„A place of quietude“ is the name title Armenteira Monastery (Mostero de Armenteira) gives itself. It is situated in the North of Spain close to the Atlantic Coast and was founded in the 12th century A.D. and is now populated by a brotherhood of Trapist Nuns.
Architect Mauro Lomba Martínez was entrusted with the task of building a hotel within view of the Monastery. Or to be precise: a Pousada, an accommodation with much folkloric charm away from the beaten track.
Mauro Lomba was the right man for the job. He had already proven his skills in respecting the symbiosis of people, their heritage and their land all the while heeding building ordinances and requirements.
The Pousada de Armenteira is terraced mirroring the meadows and gardens of the surrounding area. Stone and wood are predominant and catch the eye. Those parts the complex reserved to accommodate over-night guests are made of local limestone. The façade is positioned in front of the concrete and insulation layers. But Mauro Lomba did not use the standard square stone slabs.

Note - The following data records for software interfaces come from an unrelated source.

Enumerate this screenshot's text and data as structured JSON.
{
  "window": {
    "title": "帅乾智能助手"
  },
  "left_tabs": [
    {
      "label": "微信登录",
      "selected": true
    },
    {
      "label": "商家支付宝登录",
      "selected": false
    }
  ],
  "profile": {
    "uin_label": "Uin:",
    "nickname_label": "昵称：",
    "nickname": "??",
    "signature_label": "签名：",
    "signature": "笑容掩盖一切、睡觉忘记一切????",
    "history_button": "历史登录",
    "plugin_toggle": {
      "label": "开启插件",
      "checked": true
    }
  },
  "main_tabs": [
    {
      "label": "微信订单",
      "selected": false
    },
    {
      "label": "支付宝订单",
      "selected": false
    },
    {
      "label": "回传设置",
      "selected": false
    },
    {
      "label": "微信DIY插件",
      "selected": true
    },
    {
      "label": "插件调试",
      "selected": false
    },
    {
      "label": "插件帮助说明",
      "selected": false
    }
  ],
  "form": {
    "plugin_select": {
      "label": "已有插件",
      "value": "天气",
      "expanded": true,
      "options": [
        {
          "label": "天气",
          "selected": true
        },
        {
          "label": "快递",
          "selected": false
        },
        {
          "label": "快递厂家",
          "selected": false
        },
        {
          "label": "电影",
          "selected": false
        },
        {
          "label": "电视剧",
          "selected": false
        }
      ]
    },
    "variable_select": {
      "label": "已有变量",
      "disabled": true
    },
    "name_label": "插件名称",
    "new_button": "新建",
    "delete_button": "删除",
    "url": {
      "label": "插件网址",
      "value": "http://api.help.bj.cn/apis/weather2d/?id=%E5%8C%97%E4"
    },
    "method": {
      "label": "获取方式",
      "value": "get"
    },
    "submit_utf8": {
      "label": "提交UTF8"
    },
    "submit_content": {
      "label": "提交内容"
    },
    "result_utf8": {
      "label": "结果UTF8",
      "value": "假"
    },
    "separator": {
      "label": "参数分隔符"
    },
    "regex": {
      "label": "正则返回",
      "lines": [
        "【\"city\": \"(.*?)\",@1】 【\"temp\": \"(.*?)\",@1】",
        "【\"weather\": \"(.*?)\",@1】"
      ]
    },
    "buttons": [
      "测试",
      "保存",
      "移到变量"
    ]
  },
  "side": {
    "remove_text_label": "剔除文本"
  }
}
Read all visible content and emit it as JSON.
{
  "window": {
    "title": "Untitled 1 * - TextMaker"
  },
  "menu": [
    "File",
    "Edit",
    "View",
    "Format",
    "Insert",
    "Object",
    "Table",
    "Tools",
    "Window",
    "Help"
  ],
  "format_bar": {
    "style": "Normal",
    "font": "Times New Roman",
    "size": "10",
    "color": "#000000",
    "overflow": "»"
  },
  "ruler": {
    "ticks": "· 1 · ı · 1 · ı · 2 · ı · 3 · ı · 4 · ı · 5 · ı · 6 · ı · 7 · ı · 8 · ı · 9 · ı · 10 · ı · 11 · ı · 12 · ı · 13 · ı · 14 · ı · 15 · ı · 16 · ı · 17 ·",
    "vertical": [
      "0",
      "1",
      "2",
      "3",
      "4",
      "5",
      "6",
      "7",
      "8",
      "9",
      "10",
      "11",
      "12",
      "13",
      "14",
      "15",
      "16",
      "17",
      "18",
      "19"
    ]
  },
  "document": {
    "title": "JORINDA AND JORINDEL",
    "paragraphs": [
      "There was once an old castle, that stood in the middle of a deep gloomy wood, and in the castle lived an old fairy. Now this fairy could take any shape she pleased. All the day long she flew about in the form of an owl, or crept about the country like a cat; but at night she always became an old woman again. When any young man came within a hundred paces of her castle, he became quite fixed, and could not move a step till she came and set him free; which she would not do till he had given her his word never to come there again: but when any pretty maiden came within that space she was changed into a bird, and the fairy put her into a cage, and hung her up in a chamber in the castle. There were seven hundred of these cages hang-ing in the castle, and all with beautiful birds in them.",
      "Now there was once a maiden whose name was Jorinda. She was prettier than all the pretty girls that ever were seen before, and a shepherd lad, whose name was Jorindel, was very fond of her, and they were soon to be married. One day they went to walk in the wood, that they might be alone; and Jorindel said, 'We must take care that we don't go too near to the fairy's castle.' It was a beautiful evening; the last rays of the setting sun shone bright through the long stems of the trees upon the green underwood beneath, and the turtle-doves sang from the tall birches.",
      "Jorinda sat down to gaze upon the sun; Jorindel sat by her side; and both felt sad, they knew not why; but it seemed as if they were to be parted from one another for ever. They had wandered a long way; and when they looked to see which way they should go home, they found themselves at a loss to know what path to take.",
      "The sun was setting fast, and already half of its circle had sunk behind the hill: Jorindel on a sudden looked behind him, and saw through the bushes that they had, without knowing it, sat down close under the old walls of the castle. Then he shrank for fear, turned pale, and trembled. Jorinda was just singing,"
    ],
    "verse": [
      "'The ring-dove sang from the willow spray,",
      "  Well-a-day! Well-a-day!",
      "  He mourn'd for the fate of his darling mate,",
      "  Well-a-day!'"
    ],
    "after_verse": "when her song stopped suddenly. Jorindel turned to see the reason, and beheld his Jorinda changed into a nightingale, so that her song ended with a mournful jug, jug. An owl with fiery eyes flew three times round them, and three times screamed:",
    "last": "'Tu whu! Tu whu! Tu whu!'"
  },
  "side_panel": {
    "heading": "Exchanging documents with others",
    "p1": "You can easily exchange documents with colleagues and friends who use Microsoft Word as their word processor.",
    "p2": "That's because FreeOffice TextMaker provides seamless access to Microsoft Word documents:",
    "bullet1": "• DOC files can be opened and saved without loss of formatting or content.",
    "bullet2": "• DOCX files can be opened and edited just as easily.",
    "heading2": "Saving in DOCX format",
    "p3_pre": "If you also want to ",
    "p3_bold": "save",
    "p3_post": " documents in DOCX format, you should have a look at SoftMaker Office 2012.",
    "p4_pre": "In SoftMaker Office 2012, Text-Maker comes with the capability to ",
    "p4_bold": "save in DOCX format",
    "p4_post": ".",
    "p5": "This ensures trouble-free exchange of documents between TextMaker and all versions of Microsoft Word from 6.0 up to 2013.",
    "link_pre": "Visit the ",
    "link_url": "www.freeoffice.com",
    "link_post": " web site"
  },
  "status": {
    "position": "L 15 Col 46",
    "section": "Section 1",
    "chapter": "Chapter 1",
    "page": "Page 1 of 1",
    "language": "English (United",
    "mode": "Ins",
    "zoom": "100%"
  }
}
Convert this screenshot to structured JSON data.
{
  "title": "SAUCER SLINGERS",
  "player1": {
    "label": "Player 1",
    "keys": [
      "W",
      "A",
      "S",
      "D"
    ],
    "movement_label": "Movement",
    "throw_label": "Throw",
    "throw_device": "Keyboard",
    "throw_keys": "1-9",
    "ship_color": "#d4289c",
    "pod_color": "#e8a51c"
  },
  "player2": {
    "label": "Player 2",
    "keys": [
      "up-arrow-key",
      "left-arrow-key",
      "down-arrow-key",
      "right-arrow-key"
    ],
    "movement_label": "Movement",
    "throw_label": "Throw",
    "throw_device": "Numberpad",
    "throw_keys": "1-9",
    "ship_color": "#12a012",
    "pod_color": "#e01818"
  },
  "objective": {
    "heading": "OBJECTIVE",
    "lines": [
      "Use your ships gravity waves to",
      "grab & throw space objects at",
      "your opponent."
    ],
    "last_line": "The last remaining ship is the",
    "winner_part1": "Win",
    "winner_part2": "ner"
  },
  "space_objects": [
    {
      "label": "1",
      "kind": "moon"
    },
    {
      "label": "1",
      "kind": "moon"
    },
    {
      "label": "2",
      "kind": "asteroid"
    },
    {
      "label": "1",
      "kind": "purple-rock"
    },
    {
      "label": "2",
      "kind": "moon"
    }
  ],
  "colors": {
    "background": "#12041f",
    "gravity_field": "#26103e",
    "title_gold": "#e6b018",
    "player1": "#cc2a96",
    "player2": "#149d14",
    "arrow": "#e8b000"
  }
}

Instead he chose to have the predominant lines run diagonally through the slabs and create a relief in horizontal direction respectively.
This, again, is a metaphor for the surrounding sites: the lines allude to trees in the mighty woods nearby and the relief is stylized bark.
The reliefs are worked by local stone masons. Mauro Lomba describes the background: such work „keeps the stonemason’s craft alive, which makes each piece unique and adds an emotional and artistic side”.
The rooms pick up some elements of the monastery’s interior design: in one part of the interior, the floor, the ceiling and the walls are stone clad and a stone bench provides seating.
The rooms are arranged around a central axis. A fire-place in the center provides warmth and type of community area.
The path to the complex is stone paved. The flooring shows the pathway to the church.
The top terrace houses a restaurant. Its material sublimely raises it above the weight of the stone: The gloss façade with high wooden panels casts a shadow on the room’s interior reminiscent of the Armenteiran woods. The shady area permits a thorough airing of the room.
There are pathways clad in wrought iron provide a hold for climbing plants. Glass roof structures capture the day and flood the interiors with light.
„When the morning fog clears, the monastery can be seen and you understand the tranquility of the place”, writes Lomba.
Photos: Vicente Fernandez Piedras-Imaxinemos, Adrián Capelo Cruz
(13.05.2016, USA: 05.13.2016)